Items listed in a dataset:

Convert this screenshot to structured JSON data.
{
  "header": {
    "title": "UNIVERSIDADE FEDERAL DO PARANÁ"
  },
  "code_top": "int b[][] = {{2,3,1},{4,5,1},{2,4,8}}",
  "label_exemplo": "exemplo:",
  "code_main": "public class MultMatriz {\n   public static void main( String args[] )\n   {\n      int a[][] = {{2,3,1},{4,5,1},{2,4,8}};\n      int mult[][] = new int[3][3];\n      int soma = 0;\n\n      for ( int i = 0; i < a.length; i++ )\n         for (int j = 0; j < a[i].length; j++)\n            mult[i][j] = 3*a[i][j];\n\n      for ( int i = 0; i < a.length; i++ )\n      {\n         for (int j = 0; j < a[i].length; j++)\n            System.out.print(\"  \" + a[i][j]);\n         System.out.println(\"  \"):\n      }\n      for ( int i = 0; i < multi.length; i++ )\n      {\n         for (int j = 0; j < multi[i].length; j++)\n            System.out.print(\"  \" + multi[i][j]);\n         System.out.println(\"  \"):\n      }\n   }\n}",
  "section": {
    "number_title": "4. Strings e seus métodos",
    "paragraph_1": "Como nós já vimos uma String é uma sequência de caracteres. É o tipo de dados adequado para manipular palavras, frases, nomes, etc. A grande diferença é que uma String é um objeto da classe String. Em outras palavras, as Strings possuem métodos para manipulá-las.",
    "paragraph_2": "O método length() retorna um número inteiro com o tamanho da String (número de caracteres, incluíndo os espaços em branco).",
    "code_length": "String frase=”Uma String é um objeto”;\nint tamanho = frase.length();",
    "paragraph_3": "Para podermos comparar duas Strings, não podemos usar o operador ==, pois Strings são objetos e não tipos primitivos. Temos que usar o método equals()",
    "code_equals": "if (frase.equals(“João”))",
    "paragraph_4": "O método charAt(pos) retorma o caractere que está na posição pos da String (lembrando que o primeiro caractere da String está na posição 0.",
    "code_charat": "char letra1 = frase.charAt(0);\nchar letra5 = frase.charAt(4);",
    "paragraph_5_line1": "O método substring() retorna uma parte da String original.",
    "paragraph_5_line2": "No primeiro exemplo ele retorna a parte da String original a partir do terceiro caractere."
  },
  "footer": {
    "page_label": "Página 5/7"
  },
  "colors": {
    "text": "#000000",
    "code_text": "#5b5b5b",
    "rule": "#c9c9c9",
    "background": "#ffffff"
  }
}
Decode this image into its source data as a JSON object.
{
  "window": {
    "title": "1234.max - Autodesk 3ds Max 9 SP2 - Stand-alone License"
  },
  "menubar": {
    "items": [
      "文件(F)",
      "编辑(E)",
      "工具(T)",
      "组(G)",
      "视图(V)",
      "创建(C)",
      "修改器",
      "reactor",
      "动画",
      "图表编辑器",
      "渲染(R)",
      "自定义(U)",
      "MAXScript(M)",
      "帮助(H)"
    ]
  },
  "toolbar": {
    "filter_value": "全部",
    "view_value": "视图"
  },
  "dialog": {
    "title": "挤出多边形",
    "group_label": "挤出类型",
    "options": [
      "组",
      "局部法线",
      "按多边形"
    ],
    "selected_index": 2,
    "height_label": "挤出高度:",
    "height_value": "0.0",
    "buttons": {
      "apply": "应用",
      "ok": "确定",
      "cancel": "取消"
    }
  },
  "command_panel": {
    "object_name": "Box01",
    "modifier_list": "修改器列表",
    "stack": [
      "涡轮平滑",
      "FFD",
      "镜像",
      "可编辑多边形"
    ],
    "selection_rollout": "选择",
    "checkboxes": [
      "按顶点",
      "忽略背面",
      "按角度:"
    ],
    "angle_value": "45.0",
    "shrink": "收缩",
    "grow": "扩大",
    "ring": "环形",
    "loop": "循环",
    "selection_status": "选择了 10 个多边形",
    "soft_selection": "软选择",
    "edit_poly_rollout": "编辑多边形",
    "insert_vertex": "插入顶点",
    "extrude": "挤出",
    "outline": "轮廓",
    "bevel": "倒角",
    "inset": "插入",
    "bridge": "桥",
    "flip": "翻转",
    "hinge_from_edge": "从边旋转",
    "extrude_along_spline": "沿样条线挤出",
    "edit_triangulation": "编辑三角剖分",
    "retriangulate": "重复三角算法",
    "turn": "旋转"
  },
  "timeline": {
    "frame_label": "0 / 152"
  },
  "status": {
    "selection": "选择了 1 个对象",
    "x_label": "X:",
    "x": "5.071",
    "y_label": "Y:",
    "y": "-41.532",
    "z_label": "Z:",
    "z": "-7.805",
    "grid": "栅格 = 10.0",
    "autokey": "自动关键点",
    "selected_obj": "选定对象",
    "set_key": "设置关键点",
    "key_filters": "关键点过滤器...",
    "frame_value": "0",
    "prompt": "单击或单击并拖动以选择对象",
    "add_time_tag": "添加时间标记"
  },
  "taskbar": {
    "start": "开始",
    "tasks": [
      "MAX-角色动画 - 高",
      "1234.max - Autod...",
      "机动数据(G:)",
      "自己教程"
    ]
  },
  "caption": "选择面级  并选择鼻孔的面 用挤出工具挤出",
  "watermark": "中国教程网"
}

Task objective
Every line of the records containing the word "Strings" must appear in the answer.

Task result
    "number_title": "4. Strings e seus métodos",
    "paragraph_1": "Como nós já vimos uma String é uma sequência de caracteres. É o tipo de dados adequado para manipular palavras, frases, nomes, etc. A grande diferença é que uma String é um objeto da classe String. Em outras palavras, as Strings possuem métodos para manipulá-las.",
    "paragraph_3": "Para podermos comparar duas Strings, não podemos usar o operador ==, pois Strings são objetos e não tipos primitivos. Temos que usar o método equals()",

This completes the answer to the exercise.